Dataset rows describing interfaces
========================

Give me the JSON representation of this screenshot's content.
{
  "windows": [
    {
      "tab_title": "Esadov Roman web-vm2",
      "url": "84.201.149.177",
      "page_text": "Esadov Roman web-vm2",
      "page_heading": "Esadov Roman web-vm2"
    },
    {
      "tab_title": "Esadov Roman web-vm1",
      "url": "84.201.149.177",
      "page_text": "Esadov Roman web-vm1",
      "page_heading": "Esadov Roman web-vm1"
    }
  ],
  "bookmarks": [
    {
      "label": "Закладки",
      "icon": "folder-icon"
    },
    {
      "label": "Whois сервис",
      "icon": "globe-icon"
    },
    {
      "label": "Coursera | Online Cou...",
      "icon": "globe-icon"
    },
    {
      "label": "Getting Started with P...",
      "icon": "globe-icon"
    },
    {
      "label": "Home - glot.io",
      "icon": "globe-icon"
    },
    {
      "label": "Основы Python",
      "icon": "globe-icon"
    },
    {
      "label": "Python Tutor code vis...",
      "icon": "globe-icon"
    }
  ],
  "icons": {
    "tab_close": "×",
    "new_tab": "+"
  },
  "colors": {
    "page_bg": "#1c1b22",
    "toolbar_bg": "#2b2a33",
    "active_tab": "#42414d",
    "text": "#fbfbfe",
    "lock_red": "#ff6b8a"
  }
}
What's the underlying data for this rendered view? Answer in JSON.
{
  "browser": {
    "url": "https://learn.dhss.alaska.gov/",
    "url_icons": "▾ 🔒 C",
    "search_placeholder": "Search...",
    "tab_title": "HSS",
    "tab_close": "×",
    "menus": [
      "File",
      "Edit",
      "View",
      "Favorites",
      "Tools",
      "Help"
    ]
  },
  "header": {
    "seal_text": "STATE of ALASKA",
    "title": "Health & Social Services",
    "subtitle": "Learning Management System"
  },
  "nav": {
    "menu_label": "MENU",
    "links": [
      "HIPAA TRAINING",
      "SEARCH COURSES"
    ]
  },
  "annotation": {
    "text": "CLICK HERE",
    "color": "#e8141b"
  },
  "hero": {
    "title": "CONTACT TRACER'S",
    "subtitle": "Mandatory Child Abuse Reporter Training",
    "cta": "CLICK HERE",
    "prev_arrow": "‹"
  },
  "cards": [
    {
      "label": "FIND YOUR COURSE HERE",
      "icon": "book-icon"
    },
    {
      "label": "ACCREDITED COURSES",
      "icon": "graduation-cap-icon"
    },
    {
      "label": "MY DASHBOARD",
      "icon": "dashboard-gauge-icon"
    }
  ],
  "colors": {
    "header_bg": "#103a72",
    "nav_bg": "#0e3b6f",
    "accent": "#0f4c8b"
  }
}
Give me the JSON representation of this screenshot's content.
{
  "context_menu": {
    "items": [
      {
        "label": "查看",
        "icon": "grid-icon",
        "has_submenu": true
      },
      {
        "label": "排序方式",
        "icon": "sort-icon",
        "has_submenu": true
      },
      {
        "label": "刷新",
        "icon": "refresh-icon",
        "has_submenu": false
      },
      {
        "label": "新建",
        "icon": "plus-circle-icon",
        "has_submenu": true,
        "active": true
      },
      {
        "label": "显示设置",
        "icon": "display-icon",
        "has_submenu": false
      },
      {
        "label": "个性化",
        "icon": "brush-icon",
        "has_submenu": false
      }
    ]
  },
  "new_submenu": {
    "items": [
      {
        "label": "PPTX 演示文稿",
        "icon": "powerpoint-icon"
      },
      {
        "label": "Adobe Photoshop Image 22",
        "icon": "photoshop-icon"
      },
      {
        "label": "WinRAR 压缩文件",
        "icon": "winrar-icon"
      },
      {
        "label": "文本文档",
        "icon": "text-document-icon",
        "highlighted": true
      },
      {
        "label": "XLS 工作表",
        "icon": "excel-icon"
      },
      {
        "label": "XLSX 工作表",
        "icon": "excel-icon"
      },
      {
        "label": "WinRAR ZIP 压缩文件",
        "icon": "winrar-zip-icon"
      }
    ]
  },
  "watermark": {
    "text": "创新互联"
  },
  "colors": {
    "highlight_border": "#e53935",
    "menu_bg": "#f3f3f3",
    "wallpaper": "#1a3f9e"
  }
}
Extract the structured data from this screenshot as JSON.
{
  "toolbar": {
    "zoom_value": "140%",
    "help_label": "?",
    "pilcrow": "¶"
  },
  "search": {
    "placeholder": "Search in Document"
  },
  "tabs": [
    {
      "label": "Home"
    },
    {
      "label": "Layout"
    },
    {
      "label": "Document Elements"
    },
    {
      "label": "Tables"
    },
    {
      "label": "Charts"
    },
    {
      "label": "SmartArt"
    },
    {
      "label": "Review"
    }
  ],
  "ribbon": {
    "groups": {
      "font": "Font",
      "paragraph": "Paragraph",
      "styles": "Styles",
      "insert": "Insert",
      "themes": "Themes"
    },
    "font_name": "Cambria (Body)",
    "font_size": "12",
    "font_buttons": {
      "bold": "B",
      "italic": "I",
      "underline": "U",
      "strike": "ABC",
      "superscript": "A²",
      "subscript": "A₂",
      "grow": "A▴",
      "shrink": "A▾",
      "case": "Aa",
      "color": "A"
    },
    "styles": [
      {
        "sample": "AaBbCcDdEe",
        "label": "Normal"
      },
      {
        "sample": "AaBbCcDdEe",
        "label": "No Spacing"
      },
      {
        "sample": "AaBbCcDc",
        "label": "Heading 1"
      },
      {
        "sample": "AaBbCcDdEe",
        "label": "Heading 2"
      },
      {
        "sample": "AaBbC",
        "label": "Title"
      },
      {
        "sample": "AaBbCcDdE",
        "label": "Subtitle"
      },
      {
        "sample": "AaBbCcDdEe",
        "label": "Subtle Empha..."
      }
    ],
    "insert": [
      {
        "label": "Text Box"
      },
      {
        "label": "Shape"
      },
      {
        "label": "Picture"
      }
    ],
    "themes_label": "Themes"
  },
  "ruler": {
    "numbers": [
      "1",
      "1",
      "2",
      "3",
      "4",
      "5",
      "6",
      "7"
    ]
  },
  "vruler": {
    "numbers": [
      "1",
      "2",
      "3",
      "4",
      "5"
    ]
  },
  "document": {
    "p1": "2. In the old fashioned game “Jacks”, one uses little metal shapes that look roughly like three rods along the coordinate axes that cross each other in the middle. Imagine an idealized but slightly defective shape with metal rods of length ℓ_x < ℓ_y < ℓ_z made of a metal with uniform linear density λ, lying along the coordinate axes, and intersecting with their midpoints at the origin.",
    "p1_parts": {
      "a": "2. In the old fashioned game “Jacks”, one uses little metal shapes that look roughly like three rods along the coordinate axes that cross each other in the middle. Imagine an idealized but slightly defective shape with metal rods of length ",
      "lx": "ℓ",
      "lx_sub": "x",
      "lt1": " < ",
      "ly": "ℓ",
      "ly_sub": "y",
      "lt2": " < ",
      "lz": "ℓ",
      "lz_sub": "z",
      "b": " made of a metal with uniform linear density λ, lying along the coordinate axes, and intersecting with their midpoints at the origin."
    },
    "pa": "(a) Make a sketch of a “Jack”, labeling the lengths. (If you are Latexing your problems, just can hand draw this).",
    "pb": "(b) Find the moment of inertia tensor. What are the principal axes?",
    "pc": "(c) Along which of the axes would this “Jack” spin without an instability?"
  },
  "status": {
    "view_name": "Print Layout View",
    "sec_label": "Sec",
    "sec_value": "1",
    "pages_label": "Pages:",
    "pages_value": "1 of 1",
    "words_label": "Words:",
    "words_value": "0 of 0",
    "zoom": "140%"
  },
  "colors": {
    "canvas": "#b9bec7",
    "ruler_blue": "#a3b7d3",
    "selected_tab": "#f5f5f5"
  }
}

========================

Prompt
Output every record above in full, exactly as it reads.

Your response
Give me the JSON representation of this screenshot's content.
{
  "windows": [
    {
      "tab_title": "Esadov Roman web-vm2",
      "url": "84.201.149.177",
      "page_text": "Esadov Roman web-vm2",
      "page_heading": "Esadov Roman web-vm2"
    },
    {
      "tab_title": "Esadov Roman web-vm1",
      "url": "84.201.149.177",
      "page_text": "Esadov Roman web-vm1",
      "page_heading": "Esadov Roman web-vm1"
    }
  ],
  "bookmarks": [
    {
      "label": "Закладки",
      "icon": "folder-icon"
    },
    {
      "label": "Whois сервис",
      "icon": "globe-icon"
    },
    {
      "label": "Coursera | Online Cou...",
      "icon": "globe-icon"
    },
    {
      "label": "Getting Started with P...",
      "icon": "globe-icon"
    },
    {
      "label": "Home - glot.io",
      "icon": "globe-icon"
    },
    {
      "label": "Основы Python",
      "icon": "globe-icon"
    },
    {
      "label": "Python Tutor code vis...",
      "icon": "globe-icon"
    }
  ],
  "icons": {
    "tab_close": "×",
    "new_tab": "+"
  },
  "colors": {
    "page_bg": "#1c1b22",
    "toolbar_bg": "#2b2a33",
    "active_tab": "#42414d",
    "text": "#fbfbfe",
    "lock_red": "#ff6b8a"
  }
}
What's the underlying data for this rendered view? Answer in JSON.
{
  "browser": {
    "url": "https://learn.dhss.alaska.gov/",
    "url_icons": "▾ 🔒 C",
    "search_placeholder": "Search...",
    "tab_title": "HSS",
    "tab_close": "×",
    "menus": [
      "File",
      "Edit",
      "View",
      "Favorites",
      "Tools",
      "Help"
    ]
  },
  "header": {
    "seal_text": "STATE of ALASKA",
    "title": "Health & Social Services",
    "subtitle": "Learning Management System"
  },
  "nav": {
    "menu_label": "MENU",
    "links": [
      "HIPAA TRAINING",
      "SEARCH COURSES"
    ]
  },
  "annotation": {
    "text": "CLICK HERE",
    "color": "#e8141b"
  },
  "hero": {
    "title": "CONTACT TRACER'S",
    "subtitle": "Mandatory Child Abuse Reporter Training",
    "cta": "CLICK HERE",
    "prev_arrow": "‹"
  },
  "cards": [
    {
      "label": "FIND YOUR COURSE HERE",
      "icon": "book-icon"
    },
    {
      "label": "ACCREDITED COURSES",
      "icon": "graduation-cap-icon"
    },
    {
      "label": "MY DASHBOARD",
      "icon": "dashboard-gauge-icon"
    }
  ],
  "colors": {
    "header_bg": "#103a72",
    "nav_bg": "#0e3b6f",
    "accent": "#0f4c8b"
  }
}
Give me the JSON representation of this screenshot's content.
{
  "context_menu": {
    "items": [
      {
        "label": "查看",
        "icon": "grid-icon",
        "has_submenu": true
      },
      {
        "label": "排序方式",
        "icon": "sort-icon",
        "has_submenu": true
      },
      {
        "label": "刷新",
        "icon": "refresh-icon",
        "has_submenu": false
      },
      {
        "label": "新建",
        "icon": "plus-circle-icon",
        "has_submenu": true,
        "active": true
      },
      {
        "label": "显示设置",
        "icon": "display-icon",
        "has_submenu": false
      },
      {
        "label": "个性化",
        "icon": "brush-icon",
        "has_submenu": false
      }
    ]
  },
  "new_submenu": {
    "items": [
      {
        "label": "PPTX 演示文稿",
        "icon": "powerpoint-icon"
      },
      {
        "label": "Adobe Photoshop Image 22",
        "icon": "photoshop-icon"
      },
      {
        "label": "WinRAR 压缩文件",
        "icon": "winrar-icon"
      },
      {
        "label": "文本文档",
        "icon": "text-document-icon",
        "highlighted": true
      },
      {
        "label": "XLS 工作表",
        "icon": "excel-icon"
      },
      {
        "label": "XLSX 工作表",
        "icon": "excel-icon"
      },
      {
        "label": "WinRAR ZIP 压缩文件",
        "icon": "winrar-zip-icon"
      }
    ]
  },
  "watermark": {
    "text": "创新互联"
  },
  "colors": {
    "highlight_border": "#e53935",
    "menu_bg": "#f3f3f3",
    "wallpaper": "#1a3f9e"
  }
}
Extract the structured data from this screenshot as JSON.
{
  "toolbar": {
    "zoom_value": "140%",
    "help_label": "?",
    "pilcrow": "¶"
  },
  "search": {
    "placeholder": "Search in Document"
  },
  "tabs": [
    {
      "label": "Home"
    },
    {
      "label": "Layout"
    },
    {
      "label": "Document Elements"
    },
    {
      "label": "Tables"
    },
    {
      "label": "Charts"
    },
    {
      "label": "SmartArt"
    },
    {
      "label": "Review"
    }
  ],
  "ribbon": {
    "groups": {
      "font": "Font",
      "paragraph": "Paragraph",
      "styles": "Styles",
      "insert": "Insert",
      "themes": "Themes"
    },
    "font_name": "Cambria (Body)",
    "font_size": "12",
    "font_buttons": {
      "bold": "B",
      "italic": "I",
      "underline": "U",
      "strike": "ABC",
      "superscript": "A²",
      "subscript": "A₂",
      "grow": "A▴",
      "shrink": "A▾",
      "case": "Aa",
      "color": "A"
    },
    "styles": [
      {
        "sample": "AaBbCcDdEe",
        "label": "Normal"
      },
      {
        "sample": "AaBbCcDdEe",
        "label": "No Spacing"
      },
      {
        "sample": "AaBbCcDc",
        "label": "Heading 1"
      },
      {
        "sample": "AaBbCcDdEe",
        "label": "Heading 2"
      },
      {
        "sample": "AaBbC",
        "label": "Title"
      },
      {
        "sample": "AaBbCcDdE",
        "label": "Subtitle"
      },
      {
        "sample": "AaBbCcDdEe",
        "label": "Subtle Empha..."
      }
    ],
    "insert": [
      {
        "label": "Text Box"
      },
      {
        "label": "Shape"
      },
      {
        "label": "Picture"
      }
    ],
    "themes_label": "Themes"
  },
  "ruler": {
    "numbers": [
      "1",
      "1",
      "2",
      "3",
      "4",
      "5",
      "6",
      "7"
    ]
  },
  "vruler": {
    "numbers": [
      "1",
      "2",
      "3",
      "4",
      "5"
    ]
  },
  "document": {
    "p1": "2. In the old fashioned game “Jacks”, one uses little metal shapes that look roughly like three rods along the coordinate axes that cross each other in the middle. Imagine an idealized but slightly defective shape with metal rods of length ℓ_x < ℓ_y < ℓ_z made of a metal with uniform linear density λ, lying along the coordinate axes, and intersecting with their midpoints at the origin.",
    "p1_parts": {
      "a": "2. In the old fashioned game “Jacks”, one uses little metal shapes that look roughly like three rods along the coordinate axes that cross each other in the middle. Imagine an idealized but slightly defective shape with metal rods of length ",
      "lx": "ℓ",
      "lx_sub": "x",
      "lt1": " < ",
      "ly": "ℓ",
      "ly_sub": "y",
      "lt2": " < ",
      "lz": "ℓ",
      "lz_sub": "z",
      "b": " made of a metal with uniform linear density λ, lying along the coordinate axes, and intersecting with their midpoints at the origin."
    },
    "pa": "(a) Make a sketch of a “Jack”, labeling the lengths. (If you are Latexing your problems, just can hand draw this).",
    "pb": "(b) Find the moment of inertia tensor. What are the principal axes?",
    "pc": "(c) Along which of the axes would this “Jack” spin without an instability?"
  },
  "status": {
    "view_name": "Print Layout View",
    "sec_label": "Sec",
    "sec_value": "1",
    "pages_label": "Pages:",
    "pages_value": "1 of 1",
    "words_label": "Words:",
    "words_value": "0 of 0",
    "zoom": "140%"
  },
  "colors": {
    "canvas": "#b9bec7",
    "ruler_blue": "#a3b7d3",
    "selected_tab": "#f5f5f5"
  }
}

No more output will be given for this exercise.